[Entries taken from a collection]

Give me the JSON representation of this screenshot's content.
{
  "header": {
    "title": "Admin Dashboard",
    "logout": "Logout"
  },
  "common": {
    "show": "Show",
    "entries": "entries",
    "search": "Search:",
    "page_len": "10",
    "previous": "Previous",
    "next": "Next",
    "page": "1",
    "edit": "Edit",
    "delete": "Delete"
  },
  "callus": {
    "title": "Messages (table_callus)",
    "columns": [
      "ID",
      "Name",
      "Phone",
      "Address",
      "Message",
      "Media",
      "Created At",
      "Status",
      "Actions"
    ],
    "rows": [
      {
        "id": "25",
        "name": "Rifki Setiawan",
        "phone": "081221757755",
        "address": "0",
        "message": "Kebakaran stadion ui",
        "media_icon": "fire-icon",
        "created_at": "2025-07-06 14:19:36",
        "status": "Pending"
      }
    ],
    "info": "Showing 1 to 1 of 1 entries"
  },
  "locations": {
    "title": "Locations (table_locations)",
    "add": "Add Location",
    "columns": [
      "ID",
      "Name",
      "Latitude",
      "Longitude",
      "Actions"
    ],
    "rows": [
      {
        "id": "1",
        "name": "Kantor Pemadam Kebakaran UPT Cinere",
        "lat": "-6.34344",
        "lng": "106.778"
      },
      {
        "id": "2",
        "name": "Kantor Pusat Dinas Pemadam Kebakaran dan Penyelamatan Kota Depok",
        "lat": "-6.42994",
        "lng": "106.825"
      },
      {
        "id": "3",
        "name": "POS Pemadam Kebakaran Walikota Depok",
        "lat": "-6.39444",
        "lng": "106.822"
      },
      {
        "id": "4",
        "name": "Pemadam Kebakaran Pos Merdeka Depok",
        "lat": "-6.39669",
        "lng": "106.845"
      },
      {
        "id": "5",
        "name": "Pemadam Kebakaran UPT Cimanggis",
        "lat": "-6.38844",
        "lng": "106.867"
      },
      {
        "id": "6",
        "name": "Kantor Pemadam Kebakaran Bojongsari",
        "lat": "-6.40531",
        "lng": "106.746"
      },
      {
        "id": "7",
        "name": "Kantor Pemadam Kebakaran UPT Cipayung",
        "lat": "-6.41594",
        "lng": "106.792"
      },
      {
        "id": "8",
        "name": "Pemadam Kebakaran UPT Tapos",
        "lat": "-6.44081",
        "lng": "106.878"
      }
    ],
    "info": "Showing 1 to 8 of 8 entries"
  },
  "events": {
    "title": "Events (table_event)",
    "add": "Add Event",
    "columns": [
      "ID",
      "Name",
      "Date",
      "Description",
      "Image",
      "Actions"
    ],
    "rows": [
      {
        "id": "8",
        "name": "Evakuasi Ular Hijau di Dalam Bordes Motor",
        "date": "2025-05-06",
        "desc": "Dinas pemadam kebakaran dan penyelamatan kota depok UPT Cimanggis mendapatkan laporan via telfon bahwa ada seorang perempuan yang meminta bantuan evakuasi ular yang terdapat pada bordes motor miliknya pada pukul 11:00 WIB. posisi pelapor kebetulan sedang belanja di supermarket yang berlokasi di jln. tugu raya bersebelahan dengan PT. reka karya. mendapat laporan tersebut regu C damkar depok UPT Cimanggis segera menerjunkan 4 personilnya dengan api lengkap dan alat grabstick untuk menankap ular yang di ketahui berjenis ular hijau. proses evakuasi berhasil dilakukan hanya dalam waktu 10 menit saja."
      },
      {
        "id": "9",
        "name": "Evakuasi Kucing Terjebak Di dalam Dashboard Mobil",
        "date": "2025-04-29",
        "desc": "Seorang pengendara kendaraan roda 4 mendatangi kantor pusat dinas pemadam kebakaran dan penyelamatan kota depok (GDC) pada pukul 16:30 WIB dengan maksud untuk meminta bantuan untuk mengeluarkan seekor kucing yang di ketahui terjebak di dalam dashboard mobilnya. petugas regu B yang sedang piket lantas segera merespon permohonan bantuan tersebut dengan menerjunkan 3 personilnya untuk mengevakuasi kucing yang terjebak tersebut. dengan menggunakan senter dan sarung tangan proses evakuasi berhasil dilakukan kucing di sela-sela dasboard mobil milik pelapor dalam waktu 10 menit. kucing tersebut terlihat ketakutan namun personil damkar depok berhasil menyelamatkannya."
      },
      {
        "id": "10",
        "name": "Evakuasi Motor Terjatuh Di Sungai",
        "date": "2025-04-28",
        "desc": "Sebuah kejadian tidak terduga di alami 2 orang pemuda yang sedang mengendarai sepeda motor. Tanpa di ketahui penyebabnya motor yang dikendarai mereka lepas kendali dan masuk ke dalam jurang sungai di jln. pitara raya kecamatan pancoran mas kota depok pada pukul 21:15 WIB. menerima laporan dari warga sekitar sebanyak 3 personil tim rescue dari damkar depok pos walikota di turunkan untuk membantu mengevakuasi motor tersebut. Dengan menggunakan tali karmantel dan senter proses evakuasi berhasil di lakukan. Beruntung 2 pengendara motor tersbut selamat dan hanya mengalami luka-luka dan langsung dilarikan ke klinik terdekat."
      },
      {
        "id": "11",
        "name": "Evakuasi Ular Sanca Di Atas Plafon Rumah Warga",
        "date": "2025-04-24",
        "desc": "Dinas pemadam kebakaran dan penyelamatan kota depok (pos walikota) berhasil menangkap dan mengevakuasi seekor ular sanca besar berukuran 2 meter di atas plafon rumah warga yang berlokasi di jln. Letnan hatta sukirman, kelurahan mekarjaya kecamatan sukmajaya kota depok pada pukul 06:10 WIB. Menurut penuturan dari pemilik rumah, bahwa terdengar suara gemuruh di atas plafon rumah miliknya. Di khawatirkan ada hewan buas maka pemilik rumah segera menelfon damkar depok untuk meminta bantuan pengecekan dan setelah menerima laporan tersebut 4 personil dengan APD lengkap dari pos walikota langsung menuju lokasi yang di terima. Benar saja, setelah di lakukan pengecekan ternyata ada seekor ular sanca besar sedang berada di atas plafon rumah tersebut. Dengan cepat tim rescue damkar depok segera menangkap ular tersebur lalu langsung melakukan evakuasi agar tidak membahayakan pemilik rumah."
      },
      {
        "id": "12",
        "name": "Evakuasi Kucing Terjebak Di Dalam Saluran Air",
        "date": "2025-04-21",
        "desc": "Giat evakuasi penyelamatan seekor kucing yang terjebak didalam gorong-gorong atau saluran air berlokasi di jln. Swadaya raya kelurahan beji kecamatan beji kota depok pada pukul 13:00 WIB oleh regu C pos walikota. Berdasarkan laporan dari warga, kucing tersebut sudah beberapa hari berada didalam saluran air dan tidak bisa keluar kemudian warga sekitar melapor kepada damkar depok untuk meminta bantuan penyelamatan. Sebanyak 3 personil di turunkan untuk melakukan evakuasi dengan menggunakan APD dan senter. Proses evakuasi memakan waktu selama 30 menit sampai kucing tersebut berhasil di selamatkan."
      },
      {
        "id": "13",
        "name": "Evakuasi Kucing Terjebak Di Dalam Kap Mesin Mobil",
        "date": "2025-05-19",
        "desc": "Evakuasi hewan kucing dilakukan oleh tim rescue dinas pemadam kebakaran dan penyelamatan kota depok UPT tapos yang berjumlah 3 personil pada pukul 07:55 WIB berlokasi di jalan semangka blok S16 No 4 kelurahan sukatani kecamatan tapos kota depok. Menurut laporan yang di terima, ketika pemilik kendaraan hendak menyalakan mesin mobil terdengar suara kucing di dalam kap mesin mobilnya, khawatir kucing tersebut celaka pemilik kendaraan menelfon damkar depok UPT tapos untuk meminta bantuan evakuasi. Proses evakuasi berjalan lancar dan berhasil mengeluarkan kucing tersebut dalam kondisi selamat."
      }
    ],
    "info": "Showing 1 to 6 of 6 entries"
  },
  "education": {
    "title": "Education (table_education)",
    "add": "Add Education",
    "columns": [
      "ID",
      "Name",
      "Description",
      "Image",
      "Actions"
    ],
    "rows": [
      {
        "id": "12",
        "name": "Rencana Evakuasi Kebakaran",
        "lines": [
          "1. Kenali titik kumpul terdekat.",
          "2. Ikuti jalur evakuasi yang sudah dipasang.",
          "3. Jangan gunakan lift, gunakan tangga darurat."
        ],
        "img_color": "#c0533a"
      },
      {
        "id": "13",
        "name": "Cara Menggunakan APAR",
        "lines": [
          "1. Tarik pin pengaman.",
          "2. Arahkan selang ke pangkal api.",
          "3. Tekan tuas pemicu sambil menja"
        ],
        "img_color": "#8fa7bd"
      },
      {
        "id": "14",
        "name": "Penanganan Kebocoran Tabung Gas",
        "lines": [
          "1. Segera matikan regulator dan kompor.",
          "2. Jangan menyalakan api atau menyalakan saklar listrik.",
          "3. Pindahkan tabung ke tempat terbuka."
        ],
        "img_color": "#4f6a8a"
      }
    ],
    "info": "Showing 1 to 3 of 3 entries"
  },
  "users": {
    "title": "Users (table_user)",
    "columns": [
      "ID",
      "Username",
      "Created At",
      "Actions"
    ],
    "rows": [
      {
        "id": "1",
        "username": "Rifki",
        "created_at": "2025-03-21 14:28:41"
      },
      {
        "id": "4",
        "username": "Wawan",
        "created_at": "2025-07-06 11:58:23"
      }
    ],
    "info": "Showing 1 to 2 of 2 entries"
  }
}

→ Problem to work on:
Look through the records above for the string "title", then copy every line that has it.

→ Finished task:
    "title": "Admin Dashboard",
    "title": "Messages (table_callus)",
    "title": "Locations (table_locations)",
    "title": "Events (table_event)",
    "title": "Education (table_education)",
    "title": "Users (table_user)",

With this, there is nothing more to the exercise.